Minibuses provide a vital service for many people and organisations. However, driving a minibus is significantly different from driving a car. A minibus is larger, longer, wider and heavier than a car, and its steering, cornering and braking characteristics are markedly different. Another important difference is the number of passengers being carried, some of whom may have additional needs, may be taken ill on the journey, and who may need supervising. The basis on which you can drive is different from a car.
This guidance is to assist anyone, including charities and voluntary organisations, who operate a minibus service to carry passengers. It is an employers duty of care, under Health and Safety legislation, to ensure as far as reasonably practicable the health and safety of their employees and others who may be affected by their work duties. This includes the activity of driving on the public roads.
Operators must comply with all relevant legal requirements, the advice in the Highway Code, and take all other reasonable measures to protect the driver, the passengers and other road users from collision and injury risk.
Essentially, this means that the minibus operator should conduct suitable risk assessments and ensure that journeys are safe, drivers are fit and competent, and the minibus is fit-for-purpose and in a safe condition.

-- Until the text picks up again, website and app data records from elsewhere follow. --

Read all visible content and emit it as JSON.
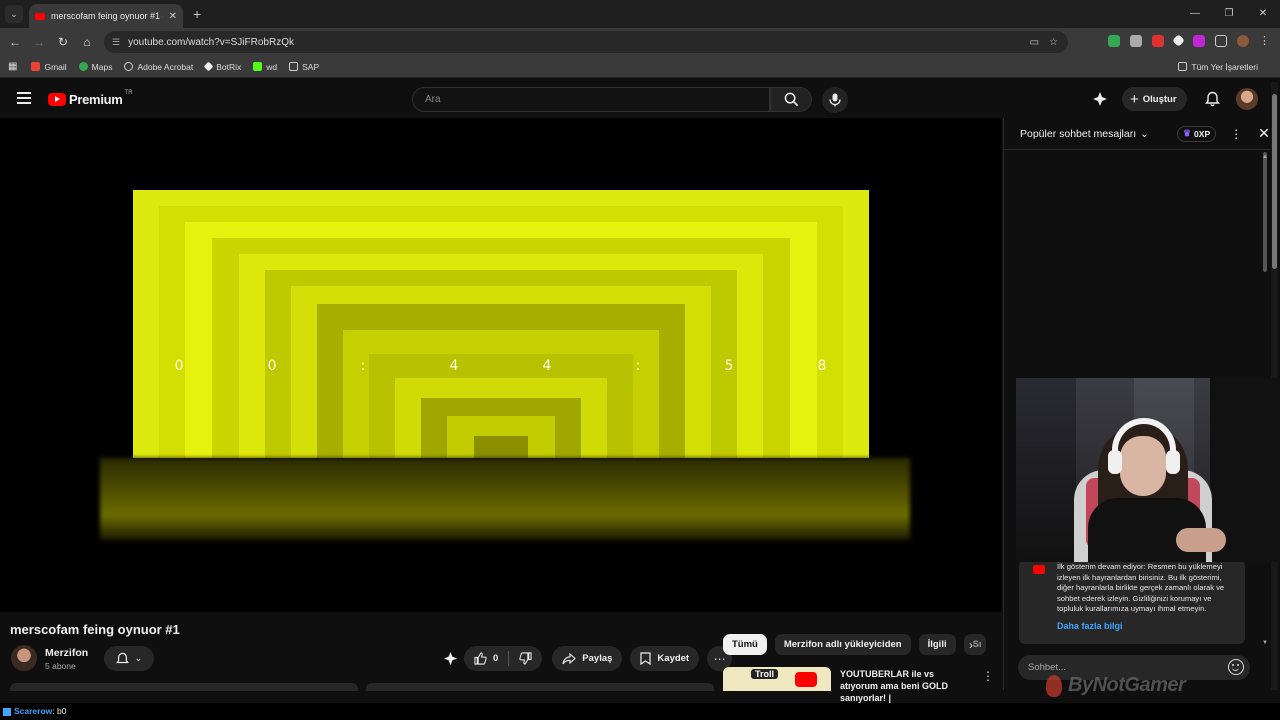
{
  "browser": {
    "tab_title": "merscofam feing oynuor #1 - YouTube",
    "url": "youtube.com/watch?v=SJiFRobRzQk",
    "bookmarks": [
      {
        "label": "Gmail",
        "color": "#ea4335"
      },
      {
        "label": "Maps",
        "color": "#34a853"
      },
      {
        "label": "Adobe Acrobat",
        "color": "#cccccc"
      },
      {
        "label": "BotRix",
        "color": "#eeeeee"
      },
      {
        "label": "wd",
        "color": "#53fc18"
      },
      {
        "label": "SAP",
        "color": "#dddddd"
      }
    ],
    "all_bookmarks_label": "Tüm Yer İşaretleri"
  },
  "youtube": {
    "logo_label": "Premium",
    "region": "TR",
    "search_placeholder": "Ara",
    "create_label": "Oluştur"
  },
  "video": {
    "timer_chars": [
      "0",
      "0",
      ":",
      "4",
      "4",
      ":",
      "5",
      "8"
    ],
    "title": "merscofam feing oynuor #1",
    "channel_name": "Merzifon",
    "subscribers": "5 abone",
    "like_count": "0",
    "share_label": "Paylaş",
    "save_label": "Kaydet"
  },
  "recommendations": {
    "chips": [
      "Tümü",
      "Merzifon adlı yükleyiciden",
      "İlgili",
      "Sı"
    ],
    "first_title": "YOUTUBERLAR ile vs atıyorum ama beni GOLD sanıyorlar! |",
    "first_thumb_text": "Troll"
  },
  "chat": {
    "mode_label": "Popüler sohbet mesajları",
    "xp_label": "0XP",
    "notice_text": "İlk gösterim devam ediyor: Resmen bu yüklemeyi izleyen ilk hayranlardan birisiniz. Bu ilk gösterimi, diğer hayranlarla birlikte gerçek zamanlı olarak ve sohbet ederek izleyin. Gizliliğinizi korumayı ve topluluk kurallarımıza uymayı ihmal etmeyin.",
    "notice_link": "Daha fazla bilgi",
    "input_placeholder": "Sohbet..."
  },
  "overlay": {
    "watermark": "ByNotGamer",
    "bottom_user": "Scarerow",
    "bottom_message": ": b0"
  },
  "colors": {
    "accent_red": "#ff0000",
    "video_yellow": "#d6e200",
    "link_blue": "#3ea6ff"
  }
}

The term 'must' implies a legal duty, 'should' is good practice and 'consider' is to be aware. The use of the terms must, should, good and best practice are the opinions of the authors only. The information herein should not be regarded as a definitive interpretation of the law.